Albarn is more than confident about 13-he’s almost defiant. In fact, the only time he shows any uneasiness at all is at the mention of “Bug Man,” whose paranoid, scattered imagery feels as brain-fried as Hunter Thompson’s Fear and Loathing in Las Vegas. “Well, the Bug Man is...out there...in the city,” the Blur mouthpiece falters. “Uh...but let’s not talk about drugs on this record, because...” Because why? “Because it’s so blatantly a drug record. All those fucking bleeps and echoes, man? You don’t do that normally. But I didn’t do any of those. I just sat around and listened to people doing them. In my head.” But isn’t Albarn fairly anti-drug? He nods. “I am anti-drugs. I always have been, always will be.” So what about the substance in question? He lowers his shades again, scans the lobby to make sure no one’s within earshot. “Marijuana,” he drawls. So 13 is a pot album? Albarn giggles with impish delight. “Oh, yeah! Absolutely!”

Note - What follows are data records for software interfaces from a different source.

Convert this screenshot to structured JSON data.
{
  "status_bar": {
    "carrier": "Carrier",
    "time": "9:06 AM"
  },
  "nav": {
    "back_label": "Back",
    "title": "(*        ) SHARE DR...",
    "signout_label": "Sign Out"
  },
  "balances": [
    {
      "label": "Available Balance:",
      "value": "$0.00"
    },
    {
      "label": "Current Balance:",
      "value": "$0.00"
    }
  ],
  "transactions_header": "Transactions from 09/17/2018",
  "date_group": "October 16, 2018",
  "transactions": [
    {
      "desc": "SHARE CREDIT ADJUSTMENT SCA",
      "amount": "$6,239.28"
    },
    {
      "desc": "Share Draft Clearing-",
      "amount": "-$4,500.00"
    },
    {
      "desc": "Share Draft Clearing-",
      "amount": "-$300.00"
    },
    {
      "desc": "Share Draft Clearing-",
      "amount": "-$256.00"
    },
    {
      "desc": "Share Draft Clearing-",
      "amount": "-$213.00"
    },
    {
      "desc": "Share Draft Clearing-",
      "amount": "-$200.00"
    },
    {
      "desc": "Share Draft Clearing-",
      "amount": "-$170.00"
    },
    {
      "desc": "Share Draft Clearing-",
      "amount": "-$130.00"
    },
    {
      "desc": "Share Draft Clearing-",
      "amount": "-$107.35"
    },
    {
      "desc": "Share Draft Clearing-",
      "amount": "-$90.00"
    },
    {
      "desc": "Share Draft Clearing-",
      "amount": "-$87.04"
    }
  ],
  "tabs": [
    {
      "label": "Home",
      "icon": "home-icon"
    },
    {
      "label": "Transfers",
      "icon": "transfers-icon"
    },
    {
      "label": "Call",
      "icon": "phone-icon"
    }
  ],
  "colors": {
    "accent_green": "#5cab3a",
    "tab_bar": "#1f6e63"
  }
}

Coxon, Albarn and James all recently turned 30. Drummer Dave Rountree-who’s remained in London with his wife- is five years their senior. This year marks the outfits tenth anniversary. Following in Albarn’s adventurous footsteps, Blur’s other members have doggedly pursued outside interests: Rowntree is involved in computer animation. James does double duty in the hard-drinking novelty act Fat Les, and Coxon owns his own label, Transcopic, which issued his first solo foray last year, The Sky’s Too High.